'''

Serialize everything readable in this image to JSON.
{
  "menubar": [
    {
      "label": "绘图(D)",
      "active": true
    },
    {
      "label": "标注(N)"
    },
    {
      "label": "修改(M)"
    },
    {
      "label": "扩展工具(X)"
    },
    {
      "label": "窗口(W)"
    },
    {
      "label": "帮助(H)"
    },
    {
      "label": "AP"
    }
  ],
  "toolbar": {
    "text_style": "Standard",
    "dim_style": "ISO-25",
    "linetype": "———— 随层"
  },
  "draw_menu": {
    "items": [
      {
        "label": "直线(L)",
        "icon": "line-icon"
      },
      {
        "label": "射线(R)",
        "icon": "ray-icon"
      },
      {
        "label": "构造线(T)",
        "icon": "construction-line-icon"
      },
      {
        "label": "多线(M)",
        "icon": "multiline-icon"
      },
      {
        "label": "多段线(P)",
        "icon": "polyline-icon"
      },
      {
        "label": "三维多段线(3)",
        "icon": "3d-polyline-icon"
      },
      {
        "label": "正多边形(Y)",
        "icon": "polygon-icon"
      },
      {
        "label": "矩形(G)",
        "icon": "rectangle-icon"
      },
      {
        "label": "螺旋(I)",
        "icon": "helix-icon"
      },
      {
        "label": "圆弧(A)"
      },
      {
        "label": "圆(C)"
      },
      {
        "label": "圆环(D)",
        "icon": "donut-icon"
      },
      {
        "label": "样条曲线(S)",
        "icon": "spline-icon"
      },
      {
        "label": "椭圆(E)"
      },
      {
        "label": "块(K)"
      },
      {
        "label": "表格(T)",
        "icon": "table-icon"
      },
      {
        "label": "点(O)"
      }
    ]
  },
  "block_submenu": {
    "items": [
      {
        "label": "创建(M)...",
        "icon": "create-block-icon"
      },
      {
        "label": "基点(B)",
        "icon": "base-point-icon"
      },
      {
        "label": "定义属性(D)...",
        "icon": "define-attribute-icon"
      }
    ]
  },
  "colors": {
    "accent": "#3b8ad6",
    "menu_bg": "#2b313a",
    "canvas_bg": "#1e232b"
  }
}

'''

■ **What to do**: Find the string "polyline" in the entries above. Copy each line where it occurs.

■ **Result**:
        "icon": "polyline-icon"
        "icon": "3d-polyline-icon"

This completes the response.